# [RECORD EXCERPTS]
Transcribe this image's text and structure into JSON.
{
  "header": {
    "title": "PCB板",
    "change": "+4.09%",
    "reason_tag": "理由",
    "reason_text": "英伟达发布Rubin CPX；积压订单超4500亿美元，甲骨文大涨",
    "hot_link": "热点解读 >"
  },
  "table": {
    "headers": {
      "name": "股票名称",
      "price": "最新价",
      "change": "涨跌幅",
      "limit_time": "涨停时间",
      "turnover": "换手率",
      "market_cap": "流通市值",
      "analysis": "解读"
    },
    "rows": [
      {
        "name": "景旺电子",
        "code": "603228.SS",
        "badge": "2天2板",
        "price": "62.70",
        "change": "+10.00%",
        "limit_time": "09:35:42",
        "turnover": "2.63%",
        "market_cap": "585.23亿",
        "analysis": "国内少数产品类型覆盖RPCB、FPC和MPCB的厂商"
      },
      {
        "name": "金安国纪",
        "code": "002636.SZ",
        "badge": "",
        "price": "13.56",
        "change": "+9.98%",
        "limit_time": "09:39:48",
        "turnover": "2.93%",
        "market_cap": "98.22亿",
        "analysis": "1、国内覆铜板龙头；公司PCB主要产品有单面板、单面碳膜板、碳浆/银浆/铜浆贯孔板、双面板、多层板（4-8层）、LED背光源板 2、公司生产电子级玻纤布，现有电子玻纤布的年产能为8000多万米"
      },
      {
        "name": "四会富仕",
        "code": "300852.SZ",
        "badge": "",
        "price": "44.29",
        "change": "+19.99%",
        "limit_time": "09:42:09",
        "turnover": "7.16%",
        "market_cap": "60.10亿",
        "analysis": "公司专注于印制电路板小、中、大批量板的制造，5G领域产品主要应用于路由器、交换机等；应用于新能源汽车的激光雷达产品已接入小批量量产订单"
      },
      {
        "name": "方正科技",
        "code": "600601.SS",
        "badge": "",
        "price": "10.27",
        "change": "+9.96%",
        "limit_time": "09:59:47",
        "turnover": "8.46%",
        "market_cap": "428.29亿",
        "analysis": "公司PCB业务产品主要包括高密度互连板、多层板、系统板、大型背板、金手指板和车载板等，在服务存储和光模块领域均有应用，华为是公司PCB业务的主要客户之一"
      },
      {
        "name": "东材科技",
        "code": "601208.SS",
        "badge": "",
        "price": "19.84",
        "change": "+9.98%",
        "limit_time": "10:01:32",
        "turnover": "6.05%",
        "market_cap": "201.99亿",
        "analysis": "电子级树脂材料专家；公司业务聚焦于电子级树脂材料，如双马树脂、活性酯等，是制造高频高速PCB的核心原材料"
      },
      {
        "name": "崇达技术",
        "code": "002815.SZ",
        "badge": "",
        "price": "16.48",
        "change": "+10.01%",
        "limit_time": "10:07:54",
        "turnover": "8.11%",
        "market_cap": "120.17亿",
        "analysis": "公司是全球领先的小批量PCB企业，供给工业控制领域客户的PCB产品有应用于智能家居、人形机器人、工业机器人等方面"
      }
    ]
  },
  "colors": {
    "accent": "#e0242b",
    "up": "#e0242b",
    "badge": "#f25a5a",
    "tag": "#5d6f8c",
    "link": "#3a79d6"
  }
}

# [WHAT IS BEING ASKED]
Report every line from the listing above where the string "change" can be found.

# [THE ANSWER]
    "change": "+4.09%",
      "change": "涨跌幅",
        "change": "+10.00%",
        "change": "+9.98%",
        "change": "+19.99%",
        "change": "+9.96%",
        "change": "+9.98%",
        "change": "+10.01%",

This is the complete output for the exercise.